DATA FOR THIS TASK:
▶
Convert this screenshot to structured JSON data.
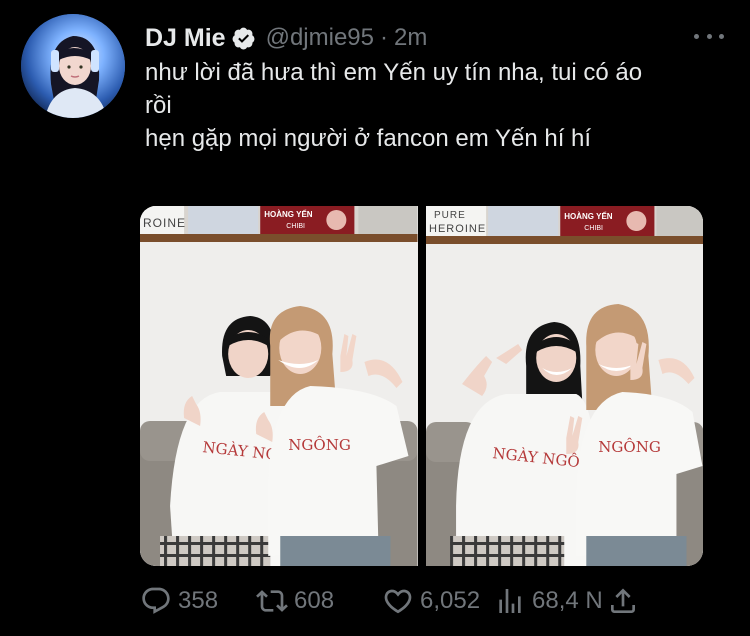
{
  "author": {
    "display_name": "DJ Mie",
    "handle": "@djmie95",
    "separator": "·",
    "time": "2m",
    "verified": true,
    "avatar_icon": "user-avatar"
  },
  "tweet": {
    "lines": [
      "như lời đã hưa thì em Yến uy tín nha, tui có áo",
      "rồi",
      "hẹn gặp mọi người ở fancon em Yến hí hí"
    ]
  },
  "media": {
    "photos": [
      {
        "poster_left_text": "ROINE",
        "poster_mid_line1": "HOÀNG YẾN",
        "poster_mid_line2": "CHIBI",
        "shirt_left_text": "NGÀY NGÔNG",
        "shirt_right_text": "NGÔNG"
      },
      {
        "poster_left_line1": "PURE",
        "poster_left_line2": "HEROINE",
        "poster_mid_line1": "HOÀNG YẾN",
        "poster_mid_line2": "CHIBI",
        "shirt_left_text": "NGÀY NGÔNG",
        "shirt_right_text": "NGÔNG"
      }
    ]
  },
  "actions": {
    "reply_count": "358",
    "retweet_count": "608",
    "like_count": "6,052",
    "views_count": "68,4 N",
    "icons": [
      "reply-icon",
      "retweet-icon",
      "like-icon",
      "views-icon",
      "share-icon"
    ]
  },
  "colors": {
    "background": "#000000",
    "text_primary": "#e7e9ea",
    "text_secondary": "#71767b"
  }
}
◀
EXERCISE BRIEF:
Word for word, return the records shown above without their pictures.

ANSWER FOR THIS EXERCISE:
Convert this screenshot to structured JSON data.
{
  "author": {
    "display_name": "DJ Mie",
    "handle": "@djmie95",
    "separator": "·",
    "time": "2m",
    "verified": true,
    "avatar_icon": "user-avatar"
  },
  "tweet": {
    "lines": [
      "như lời đã hưa thì em Yến uy tín nha, tui có áo",
      "rồi",
      "hẹn gặp mọi người ở fancon em Yến hí hí"
    ]
  },
  "media": {
    "photos": [
      {
        "poster_left_text": "ROINE",
        "poster_mid_line1": "HOÀNG YẾN",
        "poster_mid_line2": "CHIBI",
        "shirt_left_text": "NGÀY NGÔNG",
        "shirt_right_text": "NGÔNG"
      },
      {
        "poster_left_line1": "PURE",
        "poster_left_line2": "HEROINE",
        "poster_mid_line1": "HOÀNG YẾN",
        "poster_mid_line2": "CHIBI",
        "shirt_left_text": "NGÀY NGÔNG",
        "shirt_right_text": "NGÔNG"
      }
    ]
  },
  "actions": {
    "reply_count": "358",
    "retweet_count": "608",
    "like_count": "6,052",
    "views_count": "68,4 N",
    "icons": [
      "reply-icon",
      "retweet-icon",
      "like-icon",
      "views-icon",
      "share-icon"
    ]
  },
  "colors": {
    "background": "#000000",
    "text_primary": "#e7e9ea",
    "text_secondary": "#71767b"
  }
}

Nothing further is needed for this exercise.